Of course, polls show ID is popular, so it’s no surprise that Clinton and her allies would want to focus elsewhere. And to be sure, she offered a full-throated condemnation of the wave of voting restrictions the GOP has imposed in state after state. But in calling out four of her potential 2016 rivals by name, it was noticeable that she focused not on voter ID but more broadly on their support for policies that restrict, rather than expand, the electorate, and that target particular groups.

Clinton said Rick Perry had “signed a law that a federal court said was actually written with the purpose of discriminating against minority voters,” without noting that it was Texas’s strict ID law. And she slammed Scott Walker for cutting back early voting and signing “legislation that would make it harder for college students to vote,”—again without noting that she was referring to voter ID.

In response, Perry sought to turn the focus back to the more familiar terrain of voter ID. “I think it makes sense to have a photo ID to be able to vote,” the former Texas governor said on Fox News Friday. “When I got on the airline to come up here yesterday, I had to show my photo ID.”  

And Walker fell back on an oft-used GOP talking point on the issue, asking why Clinton doesn’t support policies “to make it easier to vote and harder to cheat,” and calling her “far outside the mainstream.” (Asked which expansive voting policies Clinton doesn’t support, a spokeswoman for Walker’s PAC, Our American Revival, didn’t respond.)

Ohio Gov. John Kasich, answering Clinton’s criticism of his state’s early voting cuts, noted that New York, the state Clinton represented in the Senate, doesn’t offer any early voting at all, and accused her of “demagoguery.”

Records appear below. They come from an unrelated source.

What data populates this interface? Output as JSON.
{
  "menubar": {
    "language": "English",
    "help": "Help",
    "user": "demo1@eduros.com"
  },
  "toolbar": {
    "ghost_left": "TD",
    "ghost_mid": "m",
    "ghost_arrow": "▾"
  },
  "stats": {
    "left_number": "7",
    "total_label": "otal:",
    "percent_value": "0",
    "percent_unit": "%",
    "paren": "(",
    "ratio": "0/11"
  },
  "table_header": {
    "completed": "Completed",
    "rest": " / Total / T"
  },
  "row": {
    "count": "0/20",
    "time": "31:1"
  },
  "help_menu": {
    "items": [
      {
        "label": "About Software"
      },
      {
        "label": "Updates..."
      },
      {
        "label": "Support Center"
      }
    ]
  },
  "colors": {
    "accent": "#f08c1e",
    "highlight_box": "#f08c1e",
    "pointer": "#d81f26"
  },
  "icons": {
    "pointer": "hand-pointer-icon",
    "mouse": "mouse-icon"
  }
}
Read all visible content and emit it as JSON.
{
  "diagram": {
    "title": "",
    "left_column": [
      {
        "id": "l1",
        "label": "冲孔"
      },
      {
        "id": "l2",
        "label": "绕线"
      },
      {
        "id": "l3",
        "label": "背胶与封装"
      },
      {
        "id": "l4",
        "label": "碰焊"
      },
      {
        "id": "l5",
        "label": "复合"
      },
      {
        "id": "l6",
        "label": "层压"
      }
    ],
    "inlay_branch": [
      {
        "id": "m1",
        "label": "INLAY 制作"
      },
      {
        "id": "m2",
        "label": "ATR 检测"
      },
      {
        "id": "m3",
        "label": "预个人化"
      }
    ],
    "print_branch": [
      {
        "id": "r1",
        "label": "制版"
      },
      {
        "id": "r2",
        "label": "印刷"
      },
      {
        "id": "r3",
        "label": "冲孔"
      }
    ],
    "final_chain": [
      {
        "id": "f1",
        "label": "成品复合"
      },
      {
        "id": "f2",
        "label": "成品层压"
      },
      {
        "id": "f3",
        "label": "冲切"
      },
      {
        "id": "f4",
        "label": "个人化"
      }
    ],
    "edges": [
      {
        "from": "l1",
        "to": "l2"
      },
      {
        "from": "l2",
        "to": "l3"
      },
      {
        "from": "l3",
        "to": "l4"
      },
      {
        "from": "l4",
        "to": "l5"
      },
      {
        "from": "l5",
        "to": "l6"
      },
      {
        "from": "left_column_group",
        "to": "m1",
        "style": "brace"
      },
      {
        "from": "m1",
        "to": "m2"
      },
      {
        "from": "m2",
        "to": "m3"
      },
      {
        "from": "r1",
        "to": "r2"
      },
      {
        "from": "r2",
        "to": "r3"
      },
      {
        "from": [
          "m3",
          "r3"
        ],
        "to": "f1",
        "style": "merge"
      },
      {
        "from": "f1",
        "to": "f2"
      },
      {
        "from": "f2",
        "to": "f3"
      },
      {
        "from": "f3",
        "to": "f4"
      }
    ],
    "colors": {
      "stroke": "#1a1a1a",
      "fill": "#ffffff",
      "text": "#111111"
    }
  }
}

But those responses could be hard to sustain once more states move forward with expansive legislation and the conversation gets more specific. Ultimately, Republicans will need to explain why they don’t favor policies to bring more people into the political process. And answering honestly might not be an option.